5. Riddikulus — A book that made you laugh
Deborah Harkness’ A Discovery of Witches: Originally this tag was titled “A funny book you read.” I don’t really own any humorous novels… but A Discovery of Witches, Deborah Harkness’ first installment of her best-selling All Souls Trilogy, made me erupt with laughter at times when I read it – and for good reasons! Several of the characters have great senses of humor, and leading lady Diana Bishop has some snappy and expressive one-liners as well. I also liked how Harkness allowed for absurdities despite her intellectual writing style. It’s hard to explain what I mean otherwise, so you’ll just have to read A Discovery of Witches to find out.
6. Sonorus — A book you think everyone should know about
Maria V. Snyder’s Poison Study: I’m (sort of) on a mission to tell everyone fantasy lit fan I run into to read this book. It’s got high stakes, a compelling heroine dealing with staggering emotional wounds, and a clean and expressive writing style that creates palpable emotions through dialogue cues, body language, and visceral reactions. It doesn’t matter if you prefer YA or adult fantasy – you need to read Poison Study.
7. Obliviate — A book you wish you never read
Stephanie Meyer’s New Moon: I’m prepared to receive some hate for this choice… but I quit the Twilight series because of this book, and am thankful for it. By the end of New Moon, I wanted to strangle Bella and was frustrated beyond belief by the plot and the terrible writing. That’s all I can say without going on a tirade.
8. Imperio — A book you had to read for school
Betty Smith’s A Tree Grows In Brooklyn: I read this book in either 10th or 11th grade, but… gosh, I don’t remember a thing about it! I still have a copy of it at home, so that must mean I liked it. Maybe I should read it again in the future…
9. Crucio — A book that was painful to read (interpret as you will)
Susanna Clarke’s Jonathan Strange & Mr. Norrell: I really wanted to like Jonathan Strange & Mr. Norrell. The premise fascinated me with its combination of magic, history, and intellect. But goodness, the pacing wasn’t just slow. It plodded. It bored me. It dragged on to the point of excruciation. Eventually I decided to DNF (did not finish) the book – with 200 pages left to go in the 800+ page tome.
10. Avada Kedavra — A book that could kill (also interpret as you will)
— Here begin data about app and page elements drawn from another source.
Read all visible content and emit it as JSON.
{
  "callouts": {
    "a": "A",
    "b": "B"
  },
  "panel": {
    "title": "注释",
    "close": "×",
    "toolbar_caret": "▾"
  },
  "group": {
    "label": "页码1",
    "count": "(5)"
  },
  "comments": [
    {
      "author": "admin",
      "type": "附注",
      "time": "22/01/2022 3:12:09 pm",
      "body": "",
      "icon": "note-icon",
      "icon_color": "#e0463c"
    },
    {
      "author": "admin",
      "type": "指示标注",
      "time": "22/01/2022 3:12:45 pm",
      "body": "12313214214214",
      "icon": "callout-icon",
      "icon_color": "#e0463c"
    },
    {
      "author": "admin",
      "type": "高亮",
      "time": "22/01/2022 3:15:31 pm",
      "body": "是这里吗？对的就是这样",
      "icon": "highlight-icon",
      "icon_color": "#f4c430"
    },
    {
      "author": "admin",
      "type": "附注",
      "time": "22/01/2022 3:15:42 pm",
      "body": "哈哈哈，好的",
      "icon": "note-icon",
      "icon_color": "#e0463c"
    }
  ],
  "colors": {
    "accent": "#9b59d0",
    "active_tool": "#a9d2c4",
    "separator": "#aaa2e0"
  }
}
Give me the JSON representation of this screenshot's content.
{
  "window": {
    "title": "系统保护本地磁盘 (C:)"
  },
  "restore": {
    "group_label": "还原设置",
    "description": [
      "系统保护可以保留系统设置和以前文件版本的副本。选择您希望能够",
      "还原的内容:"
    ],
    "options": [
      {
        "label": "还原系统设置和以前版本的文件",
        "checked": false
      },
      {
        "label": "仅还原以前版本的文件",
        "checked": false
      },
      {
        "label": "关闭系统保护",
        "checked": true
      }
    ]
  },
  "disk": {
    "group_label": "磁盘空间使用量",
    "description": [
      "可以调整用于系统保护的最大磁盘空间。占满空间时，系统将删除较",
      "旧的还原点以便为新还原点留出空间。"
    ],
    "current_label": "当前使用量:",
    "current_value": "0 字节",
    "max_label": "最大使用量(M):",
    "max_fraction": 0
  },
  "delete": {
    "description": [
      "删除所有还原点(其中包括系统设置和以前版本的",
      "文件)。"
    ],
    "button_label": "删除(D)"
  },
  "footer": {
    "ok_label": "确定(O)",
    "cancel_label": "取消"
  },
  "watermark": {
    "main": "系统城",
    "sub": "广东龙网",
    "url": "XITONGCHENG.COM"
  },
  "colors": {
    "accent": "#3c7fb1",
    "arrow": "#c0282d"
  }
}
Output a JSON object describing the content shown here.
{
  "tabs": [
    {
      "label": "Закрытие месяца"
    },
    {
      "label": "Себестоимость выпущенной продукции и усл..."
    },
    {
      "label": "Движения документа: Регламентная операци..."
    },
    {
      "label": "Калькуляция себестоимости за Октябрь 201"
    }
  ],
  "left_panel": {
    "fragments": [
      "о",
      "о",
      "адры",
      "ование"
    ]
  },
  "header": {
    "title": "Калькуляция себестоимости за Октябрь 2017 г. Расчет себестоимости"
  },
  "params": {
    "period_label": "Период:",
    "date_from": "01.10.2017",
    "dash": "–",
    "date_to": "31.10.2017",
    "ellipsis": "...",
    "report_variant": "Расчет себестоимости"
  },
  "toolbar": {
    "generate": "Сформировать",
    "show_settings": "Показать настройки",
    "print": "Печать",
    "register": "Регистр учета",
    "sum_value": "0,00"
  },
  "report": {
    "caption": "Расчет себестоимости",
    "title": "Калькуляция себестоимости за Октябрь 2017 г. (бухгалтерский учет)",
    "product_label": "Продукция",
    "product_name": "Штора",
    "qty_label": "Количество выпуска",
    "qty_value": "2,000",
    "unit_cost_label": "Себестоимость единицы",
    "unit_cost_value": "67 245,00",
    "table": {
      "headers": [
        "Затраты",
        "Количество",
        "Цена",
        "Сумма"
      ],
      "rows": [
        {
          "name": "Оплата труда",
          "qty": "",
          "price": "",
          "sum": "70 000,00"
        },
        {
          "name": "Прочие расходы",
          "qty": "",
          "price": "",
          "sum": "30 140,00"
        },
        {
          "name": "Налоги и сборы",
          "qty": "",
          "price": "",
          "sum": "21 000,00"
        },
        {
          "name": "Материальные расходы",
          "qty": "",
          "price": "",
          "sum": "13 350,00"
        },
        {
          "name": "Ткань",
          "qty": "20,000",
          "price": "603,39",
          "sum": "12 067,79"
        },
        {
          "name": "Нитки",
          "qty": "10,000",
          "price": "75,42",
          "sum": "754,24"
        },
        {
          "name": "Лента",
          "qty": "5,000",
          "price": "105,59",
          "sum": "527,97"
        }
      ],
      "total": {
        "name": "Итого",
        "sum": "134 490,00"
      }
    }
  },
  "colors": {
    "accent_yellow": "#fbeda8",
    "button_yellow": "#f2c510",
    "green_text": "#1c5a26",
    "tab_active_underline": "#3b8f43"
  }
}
J.K. Rowling’s Harry Potter and the Deathly Hallows: Harry Potter Spell Book Tag wouldn’t be complete without a Harry Potter novel. Not only did I tear through the final installment of that series, but I also cried at least once and was absolutely floored by how Rowling tied off all the subplot threads so cleverly. When I finished reading it, I was overjoyed by the ending, gutted that the series was over, and emotionally exhausted. No other book has ever made me feel that way.
How about you? Interested in playing Harry Potter Spell Book Tag? Then – TAG! You’re it! 😉 Feel free to share your picks or links to your lists by commenting below.